WHAT TO WORK ON - Your task is to give the number of lines below that contain "title". Give no other text.

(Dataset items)
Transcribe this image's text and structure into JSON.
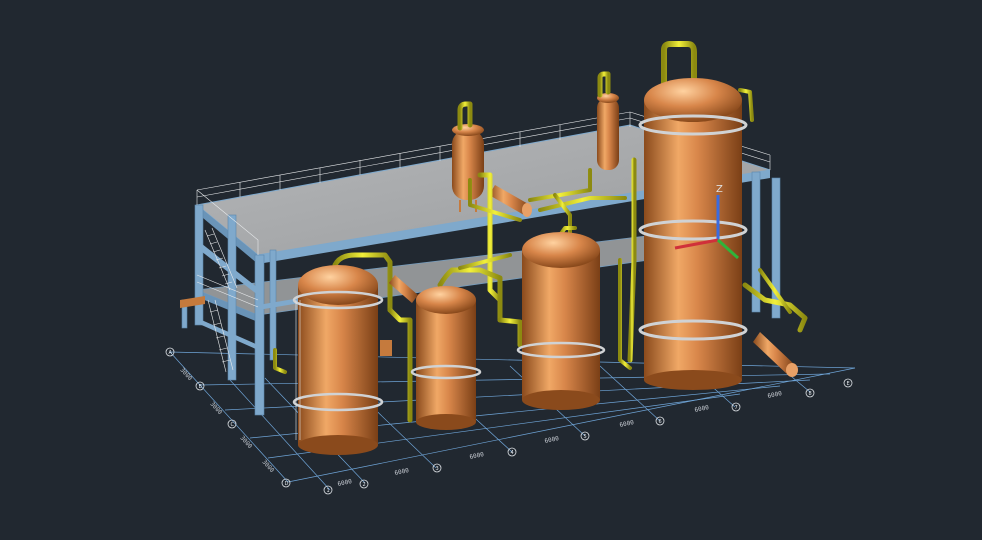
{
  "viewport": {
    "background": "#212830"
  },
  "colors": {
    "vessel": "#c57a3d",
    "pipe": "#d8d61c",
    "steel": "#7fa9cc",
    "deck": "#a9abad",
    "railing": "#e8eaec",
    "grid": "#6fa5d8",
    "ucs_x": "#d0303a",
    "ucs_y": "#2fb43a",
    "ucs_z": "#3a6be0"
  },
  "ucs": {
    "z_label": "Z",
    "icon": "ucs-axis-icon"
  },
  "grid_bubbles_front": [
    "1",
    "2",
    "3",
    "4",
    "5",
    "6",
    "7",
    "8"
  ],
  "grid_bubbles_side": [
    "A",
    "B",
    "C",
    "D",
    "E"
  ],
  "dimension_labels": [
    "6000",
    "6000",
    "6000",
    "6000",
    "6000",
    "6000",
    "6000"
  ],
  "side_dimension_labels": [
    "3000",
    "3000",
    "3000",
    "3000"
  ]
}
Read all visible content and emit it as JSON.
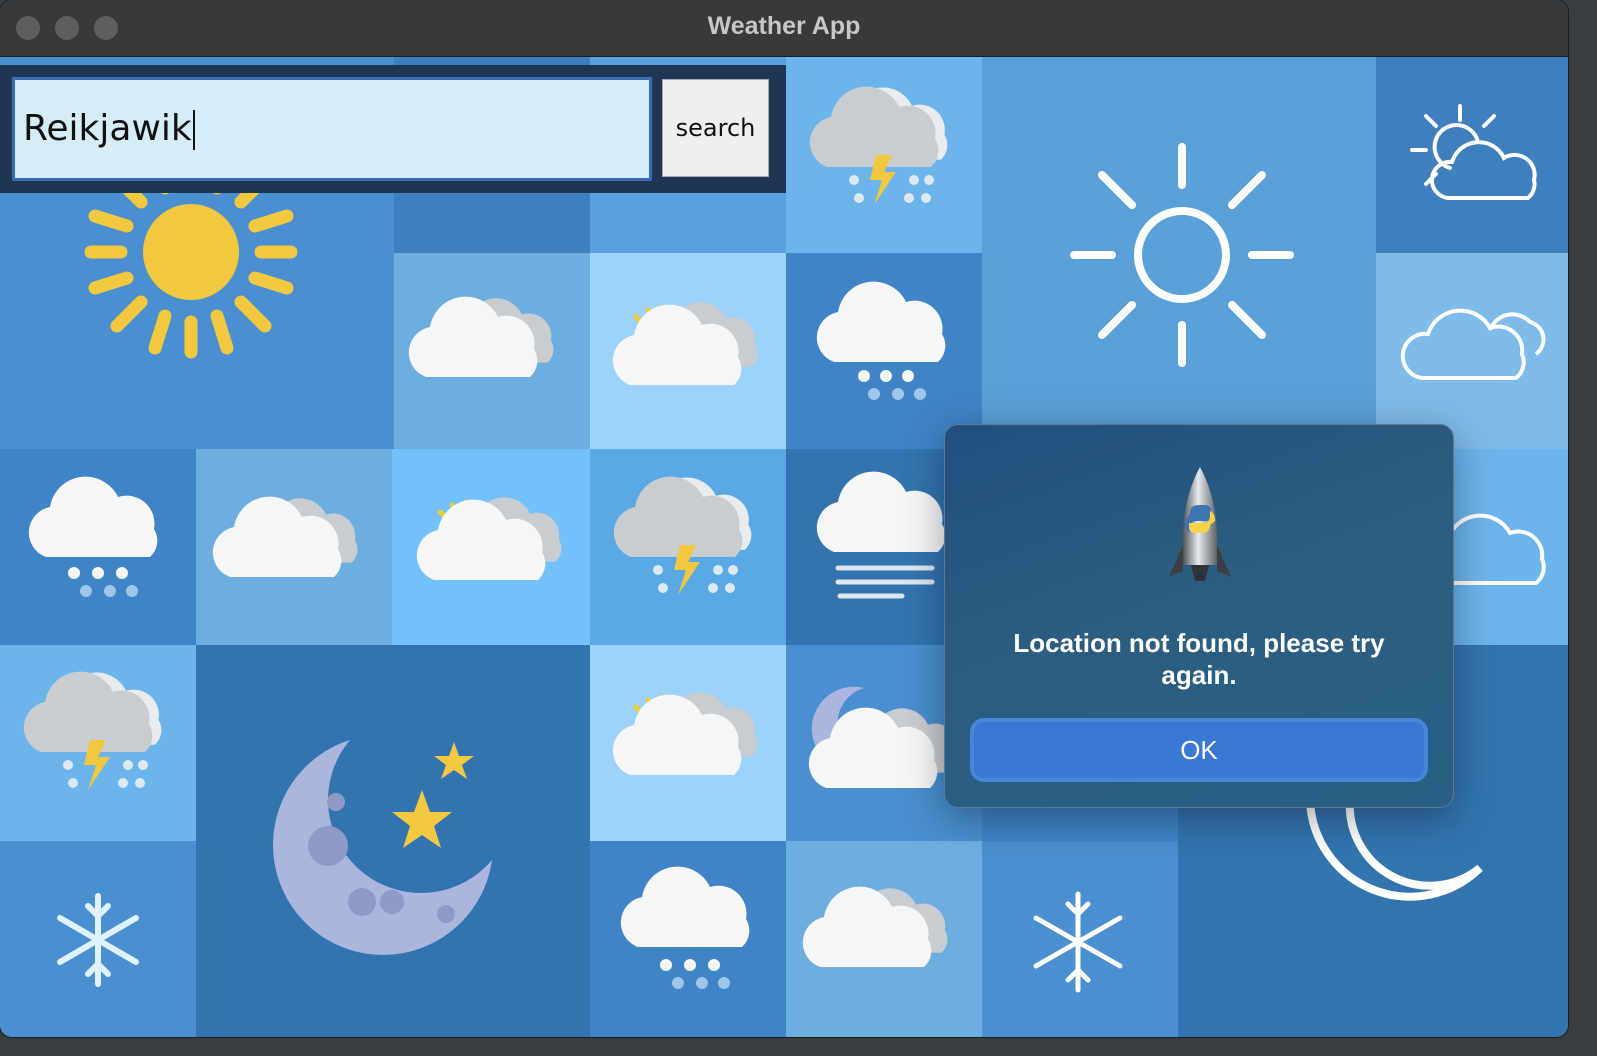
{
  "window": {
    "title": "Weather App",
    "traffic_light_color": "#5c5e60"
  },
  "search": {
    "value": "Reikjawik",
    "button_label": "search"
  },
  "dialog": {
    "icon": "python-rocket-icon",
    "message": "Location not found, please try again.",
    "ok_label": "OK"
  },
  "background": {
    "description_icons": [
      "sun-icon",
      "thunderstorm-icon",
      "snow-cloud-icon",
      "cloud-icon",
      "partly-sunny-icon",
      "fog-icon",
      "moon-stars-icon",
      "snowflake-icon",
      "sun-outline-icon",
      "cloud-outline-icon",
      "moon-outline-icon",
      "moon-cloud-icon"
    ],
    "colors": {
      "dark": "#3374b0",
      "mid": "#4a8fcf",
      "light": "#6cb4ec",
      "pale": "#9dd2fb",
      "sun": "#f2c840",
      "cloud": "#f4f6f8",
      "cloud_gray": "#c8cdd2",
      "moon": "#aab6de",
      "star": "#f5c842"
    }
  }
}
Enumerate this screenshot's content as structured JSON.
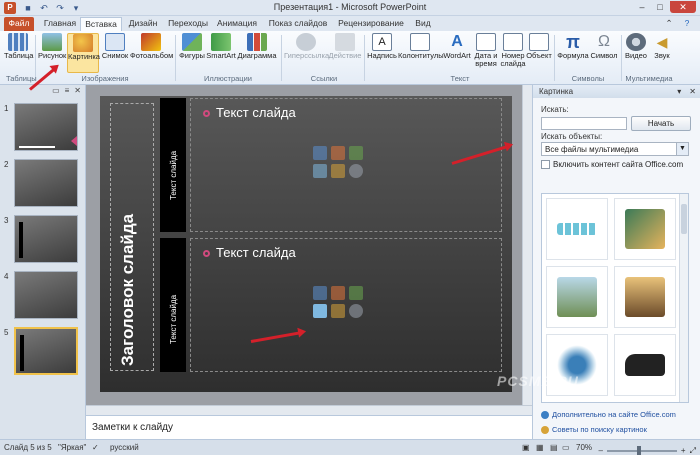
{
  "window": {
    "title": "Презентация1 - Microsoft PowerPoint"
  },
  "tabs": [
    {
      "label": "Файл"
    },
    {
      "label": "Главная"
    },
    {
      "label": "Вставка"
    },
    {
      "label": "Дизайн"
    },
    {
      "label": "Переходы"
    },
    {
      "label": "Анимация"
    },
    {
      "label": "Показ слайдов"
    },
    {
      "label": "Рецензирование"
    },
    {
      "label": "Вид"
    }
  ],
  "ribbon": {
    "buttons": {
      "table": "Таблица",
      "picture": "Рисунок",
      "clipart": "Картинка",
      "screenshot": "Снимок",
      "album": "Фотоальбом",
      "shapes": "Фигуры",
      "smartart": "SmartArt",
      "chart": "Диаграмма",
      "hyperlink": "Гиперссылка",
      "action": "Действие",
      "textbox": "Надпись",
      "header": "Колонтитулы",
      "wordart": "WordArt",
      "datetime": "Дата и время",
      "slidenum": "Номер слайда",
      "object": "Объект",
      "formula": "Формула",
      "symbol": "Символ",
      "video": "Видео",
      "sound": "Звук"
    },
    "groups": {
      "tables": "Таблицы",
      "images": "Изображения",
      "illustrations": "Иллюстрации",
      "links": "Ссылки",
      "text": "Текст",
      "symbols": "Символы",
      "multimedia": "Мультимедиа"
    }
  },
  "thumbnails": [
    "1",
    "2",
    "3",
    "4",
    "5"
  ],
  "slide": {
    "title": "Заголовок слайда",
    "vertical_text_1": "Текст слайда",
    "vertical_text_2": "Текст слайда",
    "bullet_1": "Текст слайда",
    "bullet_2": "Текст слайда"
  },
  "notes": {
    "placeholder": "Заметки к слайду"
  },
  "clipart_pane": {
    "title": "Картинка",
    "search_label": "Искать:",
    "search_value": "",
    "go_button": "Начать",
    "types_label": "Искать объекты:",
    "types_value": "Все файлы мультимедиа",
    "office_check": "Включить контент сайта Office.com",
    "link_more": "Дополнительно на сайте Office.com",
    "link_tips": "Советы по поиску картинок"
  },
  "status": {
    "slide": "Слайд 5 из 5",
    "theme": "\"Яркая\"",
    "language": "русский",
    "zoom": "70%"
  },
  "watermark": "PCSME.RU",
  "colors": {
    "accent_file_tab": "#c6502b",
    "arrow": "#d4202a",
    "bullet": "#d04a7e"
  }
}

EXERCISE OUTPUT - 4